If you’re at the intermediate level, you will be using the pedal to shape phrases, very much like how we connect certain words in sentences to either emphasize or de-emphasize them. For example, if you’re playing a series of connected chords that require a change of pedal after every four chords, chances are that you will do your best to not make it sound muddy. The trick to this challenge is not depressing the pedal all the way to the floor after each pedal change, but lifting it completely at each pedal change. This “half-pedal” technique is ideal to create a smooth, clear, but very connected line containing many different notes.

What about the soft (aka una corda) pedal? Located on the left side and played by the left foot, this pedal mutes the strings, creating a softer, duller sound. Although most people think to use it to create an even quieter volume, the soft pedal is an excellent tool to create different “colors,” or types of sounds that are more subdued rather than bright, much like a soft pastel painting versus a vibrant acrylic one. Unlike the damper pedal, the soft pedal must be depressed to the floor since it operates by shifting the keyboard to the right.

The middle pedal, otherwise known as the sostenuto pedal, is rarely used but can be quite useful when needed. It is utilized by first playing a note (or notes) on the piano and then immediately depressing the pedal with your left foot. All other keys played while this pedal is depressed are not held, allowing only the depressed notes to be continuously sustained. Like the soft pedal, you must completely depress the sostenuto pedal in order for it to function.

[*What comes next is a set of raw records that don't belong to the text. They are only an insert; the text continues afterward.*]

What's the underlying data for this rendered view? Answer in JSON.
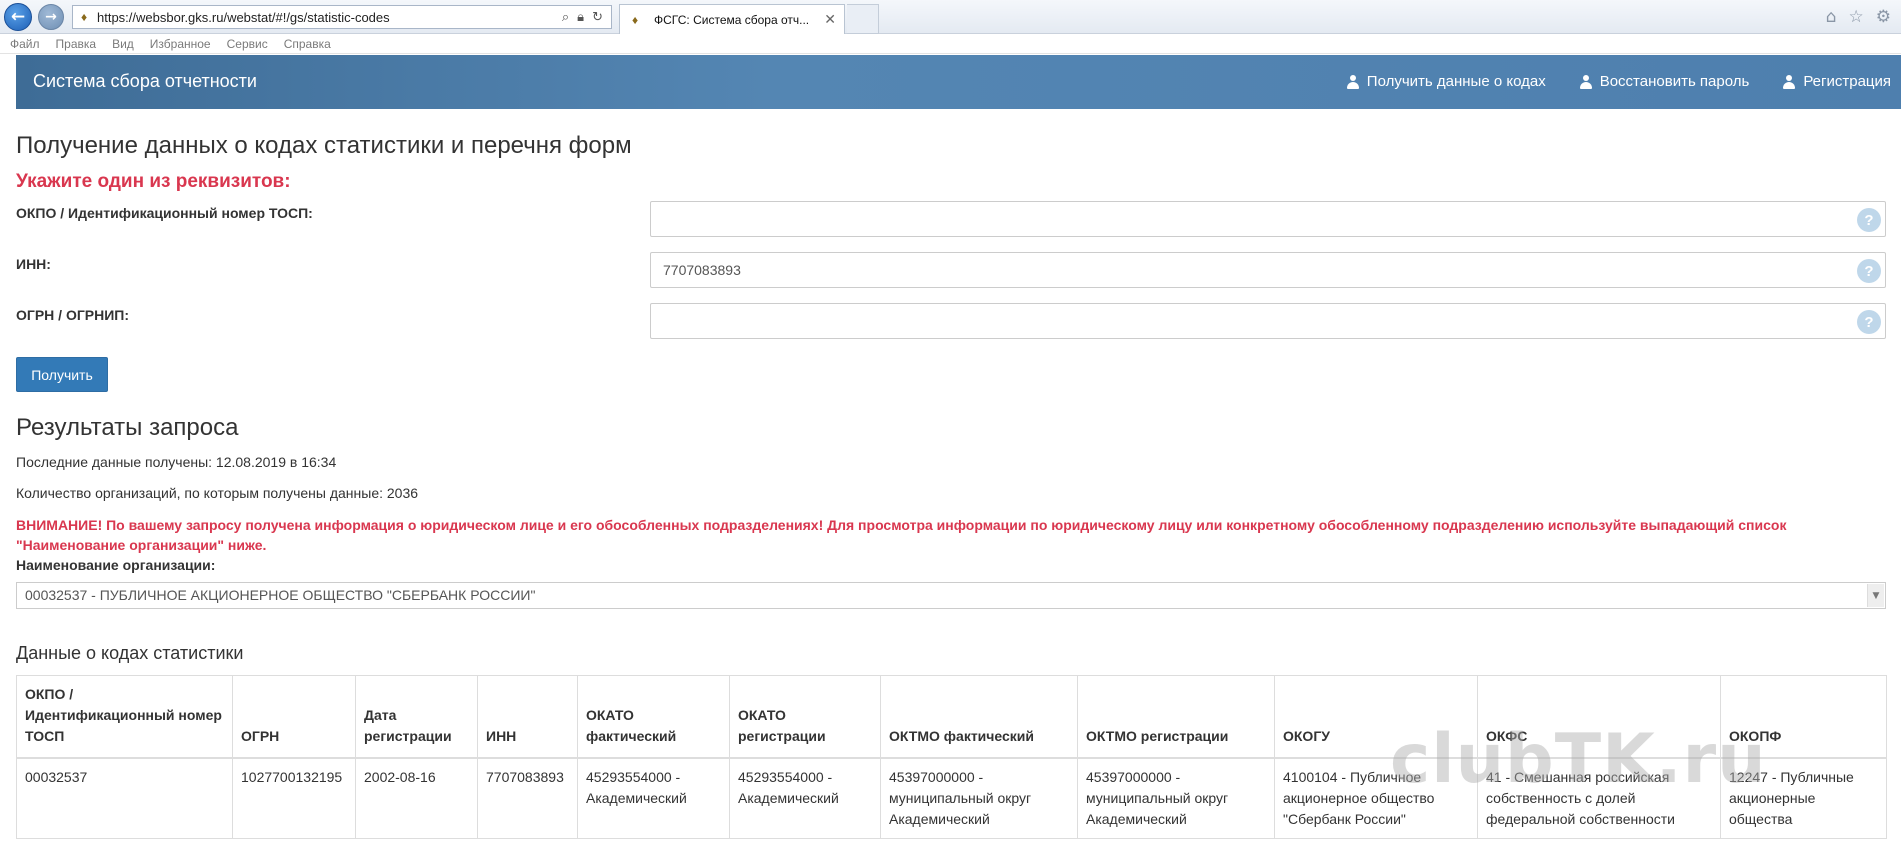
{
  "browser": {
    "url": "https://websbor.gks.ru/webstat/#!/gs/statistic-codes",
    "tab_title": "ФСГС: Система сбора отч...",
    "menu": [
      "Файл",
      "Правка",
      "Вид",
      "Избранное",
      "Сервис",
      "Справка"
    ]
  },
  "header": {
    "brand": "Система сбора отчетности",
    "nav": [
      "Получить данные о кодах",
      "Восстановить пароль",
      "Регистрация"
    ]
  },
  "form": {
    "title": "Получение данных о кодах статистики и перечня форм",
    "subtitle": "Укажите один из реквизитов:",
    "fields": [
      {
        "label": "ОКПО / Идентификационный номер ТОСП:",
        "value": ""
      },
      {
        "label": "ИНН:",
        "value": "7707083893"
      },
      {
        "label": "ОГРН / ОГРНИП:",
        "value": ""
      }
    ],
    "help": "?",
    "submit_label": "Получить"
  },
  "results": {
    "title": "Результаты запроса",
    "last_update": "Последние данные получены: 12.08.2019 в 16:34",
    "org_count": "Количество организаций, по которым получены данные: 2036",
    "warning": "ВНИМАНИЕ! По вашему запросу получена информация о юридическом лице и его обособленных подразделениях! Для просмотра информации по юридическому лицу или конкретному обособленному подразделению используйте выпадающий список \"Наименование организации\" ниже.",
    "org_label": "Наименование организации:",
    "org_selected": "00032537 - ПУБЛИЧНОЕ АКЦИОНЕРНОЕ ОБЩЕСТВО \"СБЕРБАНК РОССИИ\""
  },
  "codes": {
    "title": "Данные о кодах статистики",
    "columns": [
      "ОКПО / Идентификационный номер ТОСП",
      "ОГРН",
      "Дата регистрации",
      "ИНН",
      "ОКАТО фактический",
      "ОКАТО регистрации",
      "ОКТМО фактический",
      "ОКТМО регистрации",
      "ОКОГУ",
      "ОКФС",
      "ОКОПФ"
    ],
    "rows": [
      [
        "00032537",
        "1027700132195",
        "2002-08-16",
        "7707083893",
        "45293554000 - Академический",
        "45293554000 - Академический",
        "45397000000 - муниципальный округ Академический",
        "45397000000 - муниципальный округ Академический",
        "4100104 - Публичное акционерное общество \"Сбербанк России\"",
        "41 - Смешанная российская собственность с долей федеральной собственности",
        "12247 - Публичные акционерные общества"
      ]
    ]
  },
  "watermark": "clubTK.ru"
}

Practice these techniques at home and remember that the key to good pedalling technique is a smooth up-and-down motion of the foot. Good luck!